Assignment: Copy every line in the records below that contains the word "icon".

Excerpts from an interface dataset
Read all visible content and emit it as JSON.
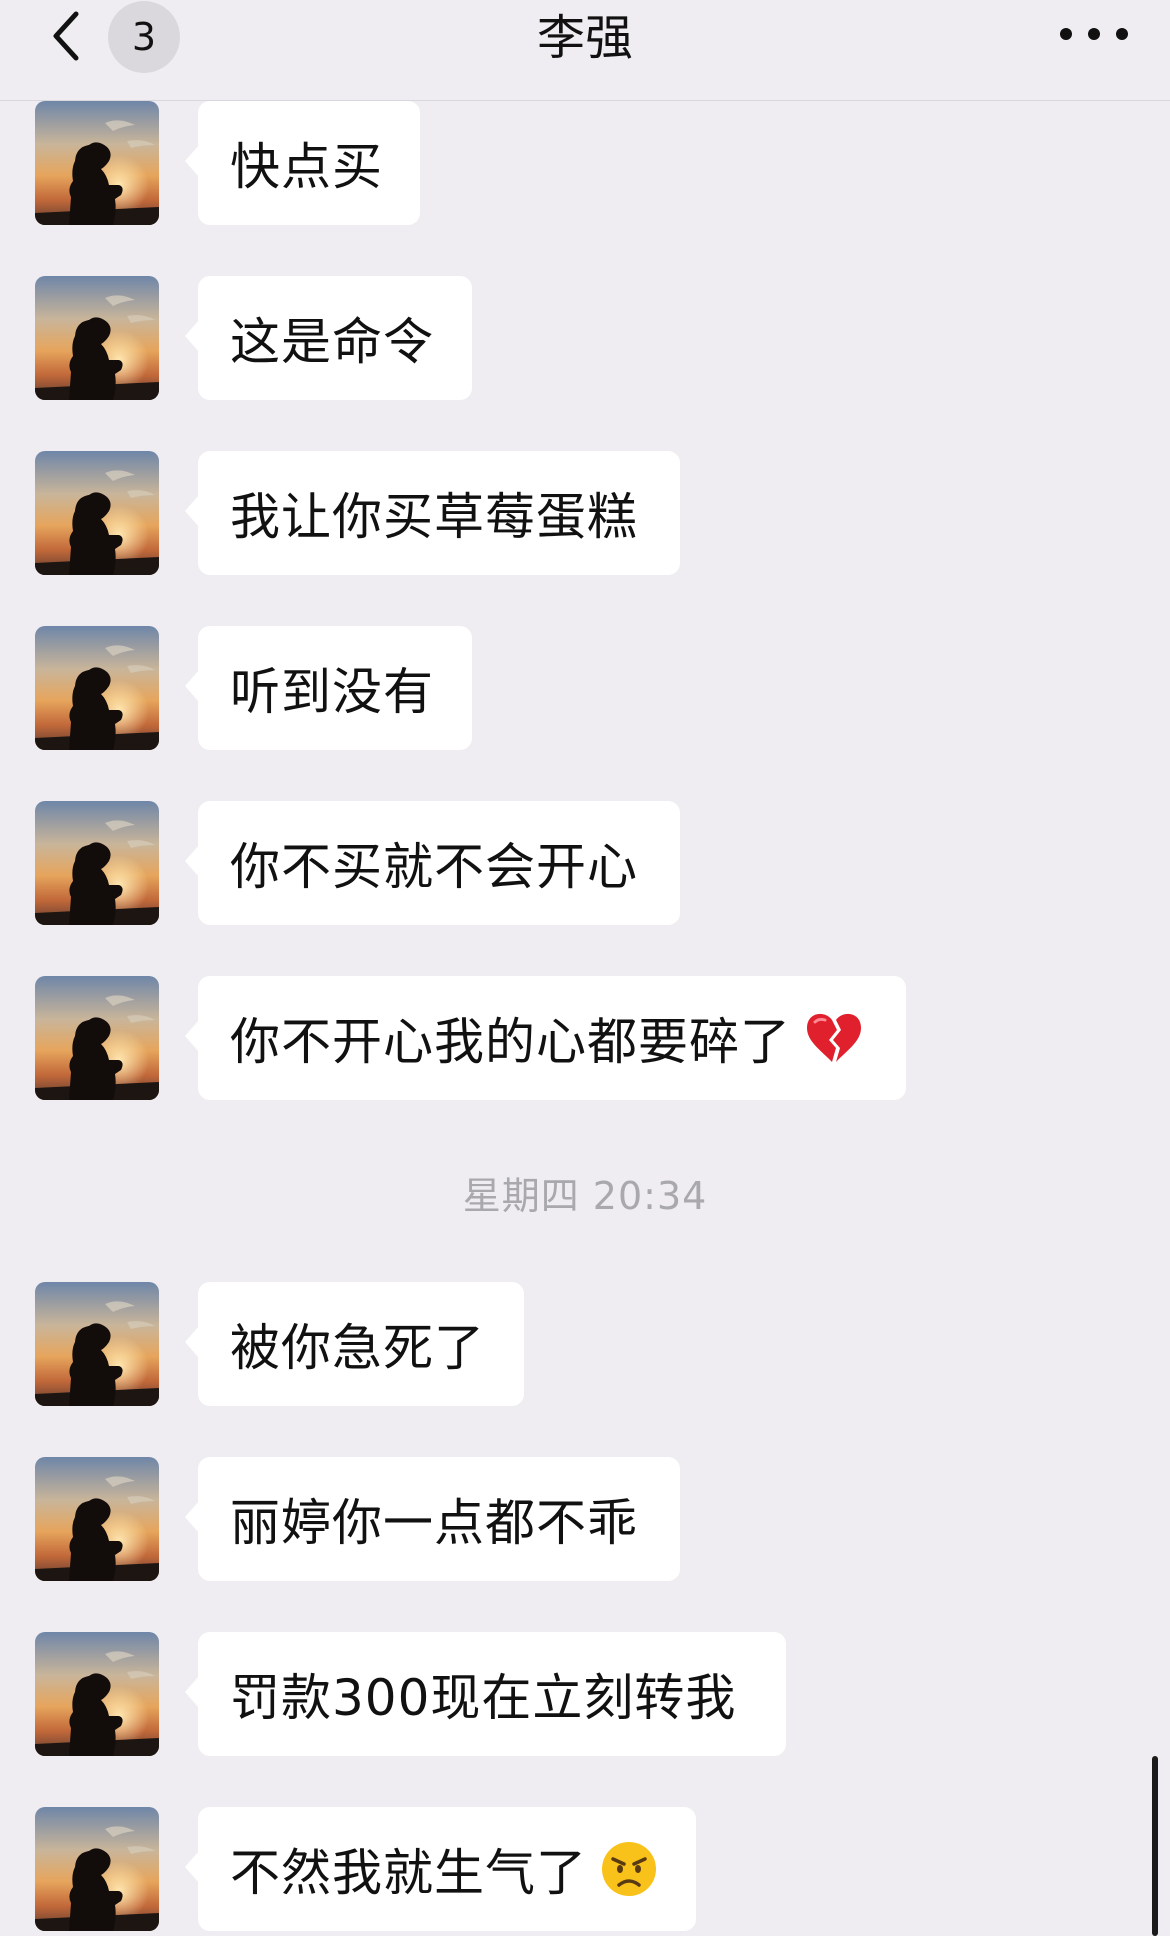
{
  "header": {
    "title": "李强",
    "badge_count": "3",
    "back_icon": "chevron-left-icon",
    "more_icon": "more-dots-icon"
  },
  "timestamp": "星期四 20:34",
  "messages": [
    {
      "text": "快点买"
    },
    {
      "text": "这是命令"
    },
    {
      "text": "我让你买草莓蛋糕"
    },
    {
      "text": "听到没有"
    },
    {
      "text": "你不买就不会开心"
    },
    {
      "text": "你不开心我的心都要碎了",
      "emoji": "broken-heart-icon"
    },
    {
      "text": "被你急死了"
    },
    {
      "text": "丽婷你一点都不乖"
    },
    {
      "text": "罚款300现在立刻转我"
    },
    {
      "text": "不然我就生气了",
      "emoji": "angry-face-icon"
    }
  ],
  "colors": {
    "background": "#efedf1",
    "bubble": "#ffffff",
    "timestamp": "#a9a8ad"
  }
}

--

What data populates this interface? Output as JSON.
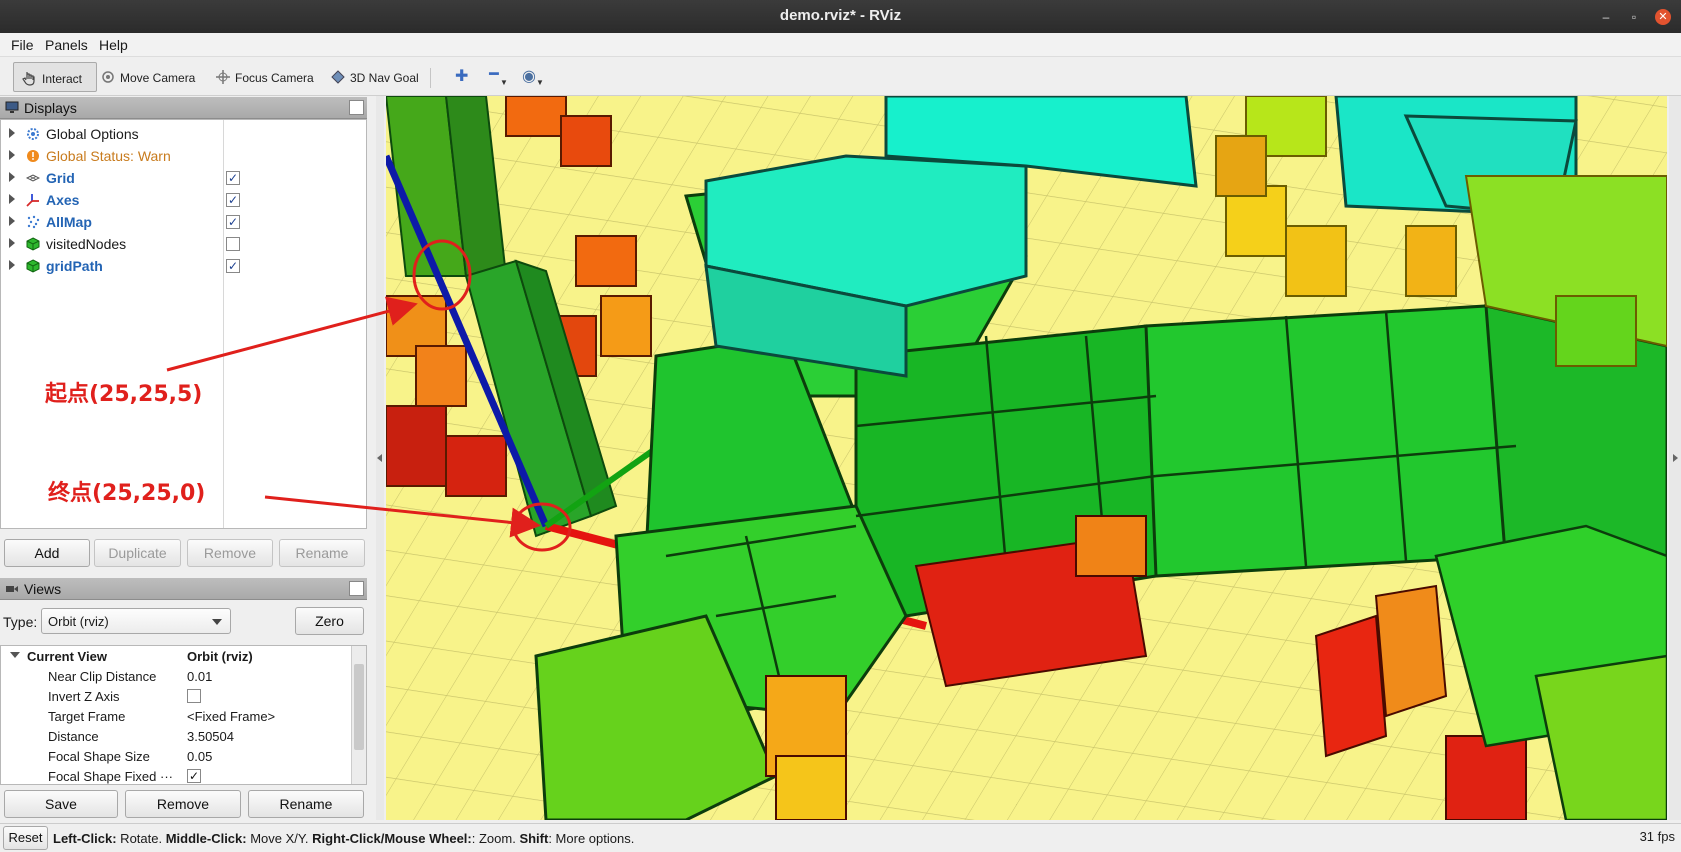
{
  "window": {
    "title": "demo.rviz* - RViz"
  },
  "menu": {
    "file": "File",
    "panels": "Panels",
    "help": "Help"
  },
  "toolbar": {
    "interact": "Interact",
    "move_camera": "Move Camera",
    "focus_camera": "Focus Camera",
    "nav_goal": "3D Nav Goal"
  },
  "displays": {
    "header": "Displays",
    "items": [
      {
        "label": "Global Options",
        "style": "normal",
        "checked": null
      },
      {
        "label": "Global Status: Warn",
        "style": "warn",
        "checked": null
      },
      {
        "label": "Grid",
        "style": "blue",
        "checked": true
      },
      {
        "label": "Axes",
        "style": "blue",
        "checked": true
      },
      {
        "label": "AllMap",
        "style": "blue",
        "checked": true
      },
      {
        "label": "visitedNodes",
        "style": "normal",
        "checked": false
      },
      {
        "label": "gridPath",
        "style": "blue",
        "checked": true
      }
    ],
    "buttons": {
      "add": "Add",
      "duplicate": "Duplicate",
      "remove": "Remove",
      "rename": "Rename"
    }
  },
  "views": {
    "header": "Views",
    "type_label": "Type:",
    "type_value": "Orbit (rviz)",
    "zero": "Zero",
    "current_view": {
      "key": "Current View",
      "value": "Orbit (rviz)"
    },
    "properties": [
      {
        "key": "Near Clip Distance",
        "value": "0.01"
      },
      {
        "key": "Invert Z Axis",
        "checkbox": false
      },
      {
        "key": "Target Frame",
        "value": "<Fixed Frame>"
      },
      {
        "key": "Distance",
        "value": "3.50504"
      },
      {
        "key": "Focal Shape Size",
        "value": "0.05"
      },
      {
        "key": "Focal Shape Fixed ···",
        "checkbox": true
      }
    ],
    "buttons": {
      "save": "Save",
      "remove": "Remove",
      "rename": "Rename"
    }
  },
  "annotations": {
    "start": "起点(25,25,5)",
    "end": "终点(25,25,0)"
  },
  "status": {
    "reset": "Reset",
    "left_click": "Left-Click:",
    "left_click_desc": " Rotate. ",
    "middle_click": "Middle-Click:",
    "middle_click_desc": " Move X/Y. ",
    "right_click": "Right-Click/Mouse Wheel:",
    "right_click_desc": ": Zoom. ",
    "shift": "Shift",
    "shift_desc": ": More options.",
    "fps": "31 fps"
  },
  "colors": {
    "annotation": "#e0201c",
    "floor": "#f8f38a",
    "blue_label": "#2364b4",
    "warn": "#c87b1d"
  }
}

Result for this task:
    "back_icon": "chevron-left-icon",
    "more_icon": "more-dots-icon"
      "emoji": "broken-heart-icon"
      "emoji": "angry-face-icon"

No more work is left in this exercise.